Another way in which biomechanical analysis has had profound effects on sports is in the development and application of new materials and equipment. Runners are now able to achieve faster race times while reducing the risk of injuries during their long training miles as a result of improvements in shoe design and cushioning properties. Ground up sneakers are one of our many choices for arena footing, but we don’t really know how different surfaces compare in terms of their effect on the horse’s comfort and safety. We do know that the most common reason for premature retirement of dressage horses is degenerative joint disease (arthritis), which develops as a consequence of the concussion transmitted up the limb each time the hoof strikes the ground. We need more information regarding the relative merits of sand, rubber products and wood fiber products in reducing concussion, in allowing appropriate amount of sliding during impact and in providing sufficient security during the push off.
I could fill several pages describing the potential applications of biomechanical analysis in dressage and the associated benefits to our horses. However, this is all pie in the sky without the necessary financial support. Although there are some excellent foundations dedicated to supporting veterinary research, none of them has been targeted toward performance studies of sport horses. Thanks to the generosity of Mary Anne and Walter McPhail, the situation is now changing. Through an endowment to Michigan State University, the McPhails have established the Mary Anne McPhail Dressage Chair in Equine Sports Medicine. The objective is to foster research that will enhance performance and soundness of dressage horses.

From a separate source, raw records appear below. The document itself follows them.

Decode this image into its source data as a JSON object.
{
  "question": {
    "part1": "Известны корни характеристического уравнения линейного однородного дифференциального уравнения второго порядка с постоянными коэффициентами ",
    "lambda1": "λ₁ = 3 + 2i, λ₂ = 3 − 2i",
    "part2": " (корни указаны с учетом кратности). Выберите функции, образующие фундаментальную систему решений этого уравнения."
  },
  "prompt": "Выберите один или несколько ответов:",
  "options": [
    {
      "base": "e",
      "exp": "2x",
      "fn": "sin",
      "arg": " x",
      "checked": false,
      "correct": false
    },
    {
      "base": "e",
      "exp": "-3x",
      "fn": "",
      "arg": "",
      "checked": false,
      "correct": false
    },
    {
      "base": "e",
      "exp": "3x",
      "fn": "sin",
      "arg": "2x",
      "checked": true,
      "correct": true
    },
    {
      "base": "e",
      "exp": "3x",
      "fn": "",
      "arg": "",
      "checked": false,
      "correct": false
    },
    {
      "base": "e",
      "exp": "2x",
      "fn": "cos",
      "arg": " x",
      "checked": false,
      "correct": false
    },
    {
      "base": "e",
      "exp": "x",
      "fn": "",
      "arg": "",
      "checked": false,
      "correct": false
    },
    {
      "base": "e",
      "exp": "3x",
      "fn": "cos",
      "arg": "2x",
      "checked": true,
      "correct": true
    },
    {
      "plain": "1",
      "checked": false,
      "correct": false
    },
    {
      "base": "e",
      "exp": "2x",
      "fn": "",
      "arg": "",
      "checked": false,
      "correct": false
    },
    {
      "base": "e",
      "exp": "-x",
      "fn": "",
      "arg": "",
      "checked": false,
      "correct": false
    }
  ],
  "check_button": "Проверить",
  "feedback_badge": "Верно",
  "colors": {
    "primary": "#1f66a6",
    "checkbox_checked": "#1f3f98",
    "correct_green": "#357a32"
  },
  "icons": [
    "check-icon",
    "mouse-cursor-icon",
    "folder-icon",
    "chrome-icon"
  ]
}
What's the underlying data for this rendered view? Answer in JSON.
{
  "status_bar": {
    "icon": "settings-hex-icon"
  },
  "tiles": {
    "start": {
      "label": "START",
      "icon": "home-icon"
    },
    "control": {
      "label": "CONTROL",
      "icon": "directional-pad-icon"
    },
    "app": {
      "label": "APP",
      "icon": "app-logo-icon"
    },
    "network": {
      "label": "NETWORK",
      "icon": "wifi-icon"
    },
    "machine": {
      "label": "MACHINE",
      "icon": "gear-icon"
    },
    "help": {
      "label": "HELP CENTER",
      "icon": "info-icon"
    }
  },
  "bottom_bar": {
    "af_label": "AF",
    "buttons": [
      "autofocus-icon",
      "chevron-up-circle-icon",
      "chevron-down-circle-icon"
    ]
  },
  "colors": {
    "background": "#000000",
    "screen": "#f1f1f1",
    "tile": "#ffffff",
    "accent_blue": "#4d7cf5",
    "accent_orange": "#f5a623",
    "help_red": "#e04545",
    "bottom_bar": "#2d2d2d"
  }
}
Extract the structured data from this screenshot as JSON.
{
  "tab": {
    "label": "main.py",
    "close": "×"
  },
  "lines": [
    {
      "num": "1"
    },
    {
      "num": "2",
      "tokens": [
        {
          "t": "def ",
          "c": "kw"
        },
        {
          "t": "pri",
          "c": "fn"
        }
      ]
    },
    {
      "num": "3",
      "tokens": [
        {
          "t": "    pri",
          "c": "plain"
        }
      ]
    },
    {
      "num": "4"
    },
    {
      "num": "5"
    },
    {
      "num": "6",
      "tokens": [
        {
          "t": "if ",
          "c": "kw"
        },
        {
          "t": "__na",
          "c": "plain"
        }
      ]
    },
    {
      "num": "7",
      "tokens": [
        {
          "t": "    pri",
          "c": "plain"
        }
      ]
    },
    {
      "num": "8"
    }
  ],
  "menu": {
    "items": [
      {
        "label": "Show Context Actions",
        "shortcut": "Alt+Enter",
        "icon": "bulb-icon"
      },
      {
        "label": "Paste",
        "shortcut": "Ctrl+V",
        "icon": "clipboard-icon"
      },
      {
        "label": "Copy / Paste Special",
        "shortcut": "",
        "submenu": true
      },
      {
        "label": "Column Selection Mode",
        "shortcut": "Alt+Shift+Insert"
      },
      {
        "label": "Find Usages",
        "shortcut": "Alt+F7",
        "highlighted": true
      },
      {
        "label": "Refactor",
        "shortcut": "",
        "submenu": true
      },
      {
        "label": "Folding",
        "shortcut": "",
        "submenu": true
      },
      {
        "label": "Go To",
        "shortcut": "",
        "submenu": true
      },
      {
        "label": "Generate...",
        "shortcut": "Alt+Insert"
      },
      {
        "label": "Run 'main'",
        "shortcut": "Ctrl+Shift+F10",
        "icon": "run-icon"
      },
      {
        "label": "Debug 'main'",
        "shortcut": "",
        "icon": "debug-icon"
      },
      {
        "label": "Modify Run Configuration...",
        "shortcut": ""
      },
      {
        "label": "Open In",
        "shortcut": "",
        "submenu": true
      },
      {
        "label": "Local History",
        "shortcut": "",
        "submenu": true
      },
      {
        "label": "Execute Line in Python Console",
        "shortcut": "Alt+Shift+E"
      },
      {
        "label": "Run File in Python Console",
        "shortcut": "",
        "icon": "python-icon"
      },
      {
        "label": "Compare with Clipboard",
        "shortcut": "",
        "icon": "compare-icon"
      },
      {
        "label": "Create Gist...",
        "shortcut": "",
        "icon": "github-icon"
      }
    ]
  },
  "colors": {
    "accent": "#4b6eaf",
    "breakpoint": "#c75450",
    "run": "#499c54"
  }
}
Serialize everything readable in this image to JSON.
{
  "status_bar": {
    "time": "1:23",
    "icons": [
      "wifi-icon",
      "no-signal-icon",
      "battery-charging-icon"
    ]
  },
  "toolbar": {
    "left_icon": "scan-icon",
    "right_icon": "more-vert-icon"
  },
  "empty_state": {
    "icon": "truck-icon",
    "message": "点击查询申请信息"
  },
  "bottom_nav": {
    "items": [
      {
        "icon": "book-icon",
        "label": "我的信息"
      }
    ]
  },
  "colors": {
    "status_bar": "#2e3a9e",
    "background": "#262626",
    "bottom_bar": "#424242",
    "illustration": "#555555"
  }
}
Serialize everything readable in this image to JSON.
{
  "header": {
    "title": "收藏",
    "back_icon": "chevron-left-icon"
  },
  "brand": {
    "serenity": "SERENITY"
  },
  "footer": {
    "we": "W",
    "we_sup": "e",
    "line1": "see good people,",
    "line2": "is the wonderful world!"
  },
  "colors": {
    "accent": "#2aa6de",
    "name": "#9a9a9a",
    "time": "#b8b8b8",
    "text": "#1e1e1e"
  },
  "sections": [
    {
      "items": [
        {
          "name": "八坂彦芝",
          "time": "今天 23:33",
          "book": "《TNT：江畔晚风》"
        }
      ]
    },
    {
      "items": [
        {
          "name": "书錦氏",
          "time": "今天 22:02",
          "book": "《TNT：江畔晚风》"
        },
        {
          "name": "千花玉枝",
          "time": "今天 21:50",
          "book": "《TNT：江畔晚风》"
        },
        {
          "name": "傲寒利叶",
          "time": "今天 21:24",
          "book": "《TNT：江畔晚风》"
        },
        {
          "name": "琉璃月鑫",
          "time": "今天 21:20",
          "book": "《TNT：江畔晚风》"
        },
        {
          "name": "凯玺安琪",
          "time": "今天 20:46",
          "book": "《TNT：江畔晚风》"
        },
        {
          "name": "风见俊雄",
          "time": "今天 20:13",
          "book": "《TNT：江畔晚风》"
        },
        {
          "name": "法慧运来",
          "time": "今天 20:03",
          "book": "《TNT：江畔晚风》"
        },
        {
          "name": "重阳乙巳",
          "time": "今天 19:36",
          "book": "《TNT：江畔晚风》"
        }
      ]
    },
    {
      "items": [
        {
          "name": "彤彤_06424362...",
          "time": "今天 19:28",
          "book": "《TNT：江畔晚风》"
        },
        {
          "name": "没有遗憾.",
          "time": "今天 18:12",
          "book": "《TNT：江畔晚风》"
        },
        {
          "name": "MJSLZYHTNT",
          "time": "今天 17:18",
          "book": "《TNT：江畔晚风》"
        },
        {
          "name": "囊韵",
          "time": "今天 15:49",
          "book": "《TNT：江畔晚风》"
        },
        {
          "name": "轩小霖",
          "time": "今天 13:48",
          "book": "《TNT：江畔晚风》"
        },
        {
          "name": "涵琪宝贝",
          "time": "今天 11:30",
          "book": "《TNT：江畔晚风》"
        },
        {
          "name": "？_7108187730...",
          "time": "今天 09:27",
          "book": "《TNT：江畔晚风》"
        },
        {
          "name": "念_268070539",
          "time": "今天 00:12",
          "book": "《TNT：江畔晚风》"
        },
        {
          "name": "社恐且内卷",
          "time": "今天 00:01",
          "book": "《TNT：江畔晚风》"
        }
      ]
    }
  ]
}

I was chosen as the first incumbent of this unique position and started work at MSU in June 1997.
One of the most important responsibilities of the McPhail Dressage Chair is to ensure that the results of our research are conveyed to those who will use them. This will be accomplished through lectures, articles in magazines and regular updating of our web page (see sidebar). This column is the first of a regular series in Dressage and CT that will follow the progress of the McPhail Dressage Laboratory. My goal is to keep readers updated about new findings related to the science of dressage, to indicate how these facts are important in training and producing dressage horses, and to give you a different perspective on our sport and our horses. I hope you enjoy reading the column and look forward to your feedback.
McPhail Dressage Laboratory
The McPhail Dressage Laboratory is run by Joel Lanovaz, a mechanical engineer who did his graduate work under Dr. Clayton’s supervision in Canada. Joel is responsible for operating and maintaining the equipment in the laboratory and for writing our custom software. His special research interests are in computer modeling of the equine limb and in studying the effects of concussion during locomotion. Graduate training is an important aspect of our mission. At present one PhD student, Molly Nicodemus, is working in the lab. Her project will involve three-dimensional studies of limb movements in different gaits. Molly is also the coach of the MSU equestrian team. More graduate students will surely follow as we gather momentum and establish new research directions. A few students visit the lab for periods of 2-6 months to gain experience in gait analysis. Last year Emma Hodson, an equine science student from Hartpury College in England, spent 4 months studying the collected and extended walk and the walk pirouettes. She will return later this year to continue her project.